Representatives of the company attended the meeting, but did not speak Thursday night.
Attorneys for Pinckney Point said this week the developer's request is for significantly fewer docks than the state would allow. They also said the plan doesn't meet OCRM's classification for a marina.
McNair law firm attorney's Walter Nester and Leslie Riley, who was formerly chief counsel for OCRM, said Tuesday the developer's proposal is in line with the state's encouragement to build community docks instead of several individual ones.
"These are not community docks. This is a marina," Newton countered Thursday night.
Newton said he's concerned about water quality and the environmental impact of adding 70 boats to two fragile, pristine waterways.
"In laymen's terms: It's too much, and too concentrated in an area that is already threatened," he said, referencing a state action in July 2006 that restricted shellfishing in the Okatie due to high levels of bacteria. "You have the duty to deny this application."
A Callawassie Island resident handed a petition with more than 500 signatures to OCRM officials to consider before making a decision on the proposal.
According to plans submitted as part of the filing, the developer wants to build 76 homes on the 229 rural acres at Pinckney Point. The property was sold for more than $10 million last year to Stokes, Bush & Barnes Land Co., an Atlanta developer. Later, the company created Pinckney Point LLC as a holding company for the Bluffton development.
To build the homes, the developer needs access to a dirt road leading to the property. Ownership of that road is the subject of a pending lawsuit.
Bluffton attorney Roberts Vaux, who represents Pinckney Colony on the road ownership issue, said since the county hasn't approved the development, the developer has no business asking for the dock permit.
He characterized the proposal as an assault on decades of work to keep the waterways pristine.
"They've been greedy, and there needs to be a stop put to it," he said.
"We don't want it,. We've fought against (projects like this) for 40 years and won, and we'll keep fighting against it until we win again."

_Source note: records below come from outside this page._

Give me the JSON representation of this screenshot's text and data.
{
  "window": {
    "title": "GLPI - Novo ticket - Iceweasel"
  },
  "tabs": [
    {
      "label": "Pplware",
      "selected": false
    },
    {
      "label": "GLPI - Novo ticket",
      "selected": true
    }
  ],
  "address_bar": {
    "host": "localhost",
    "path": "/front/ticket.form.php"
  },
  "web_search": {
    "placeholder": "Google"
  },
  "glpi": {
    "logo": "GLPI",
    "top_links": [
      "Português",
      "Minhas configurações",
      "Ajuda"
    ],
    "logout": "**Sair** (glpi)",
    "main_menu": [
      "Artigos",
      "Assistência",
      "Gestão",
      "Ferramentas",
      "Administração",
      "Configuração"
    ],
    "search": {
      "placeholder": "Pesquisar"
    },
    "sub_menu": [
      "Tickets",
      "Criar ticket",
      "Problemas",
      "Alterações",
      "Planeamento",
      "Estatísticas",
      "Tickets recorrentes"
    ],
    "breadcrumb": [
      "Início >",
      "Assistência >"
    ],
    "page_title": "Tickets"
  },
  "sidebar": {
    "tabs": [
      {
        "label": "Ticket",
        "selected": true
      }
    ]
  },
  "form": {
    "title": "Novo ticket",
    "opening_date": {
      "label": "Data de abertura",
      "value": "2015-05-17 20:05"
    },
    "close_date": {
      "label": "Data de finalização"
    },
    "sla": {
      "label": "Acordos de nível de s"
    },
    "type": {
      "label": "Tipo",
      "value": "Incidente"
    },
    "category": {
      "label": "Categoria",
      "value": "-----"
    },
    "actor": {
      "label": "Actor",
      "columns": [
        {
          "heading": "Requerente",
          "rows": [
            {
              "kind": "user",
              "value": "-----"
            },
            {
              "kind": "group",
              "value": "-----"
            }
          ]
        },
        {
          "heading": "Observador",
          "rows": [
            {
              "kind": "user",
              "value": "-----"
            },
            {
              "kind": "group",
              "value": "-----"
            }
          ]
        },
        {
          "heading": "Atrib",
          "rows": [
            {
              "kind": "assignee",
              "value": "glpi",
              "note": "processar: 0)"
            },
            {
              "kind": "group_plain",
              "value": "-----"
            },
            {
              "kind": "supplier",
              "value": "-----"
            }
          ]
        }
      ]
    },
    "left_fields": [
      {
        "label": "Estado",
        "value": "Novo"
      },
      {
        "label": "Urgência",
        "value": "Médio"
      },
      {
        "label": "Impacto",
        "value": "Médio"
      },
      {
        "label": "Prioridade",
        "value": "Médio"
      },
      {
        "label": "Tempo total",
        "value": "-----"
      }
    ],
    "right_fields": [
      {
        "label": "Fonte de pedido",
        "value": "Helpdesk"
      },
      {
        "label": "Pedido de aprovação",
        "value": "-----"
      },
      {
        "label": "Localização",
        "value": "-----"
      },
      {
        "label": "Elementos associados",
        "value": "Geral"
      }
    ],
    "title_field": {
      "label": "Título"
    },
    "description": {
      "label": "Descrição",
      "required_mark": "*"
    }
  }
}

Mary O. Merrick, a Pinckney family member who's lived in Pinckney Colony for most of her life, drew loud applause before she even started speaking.
"I've lived in Pinckney Colony on the Colleton River for 86 years," she said, "and I plan to live here and fight this development to my dying days."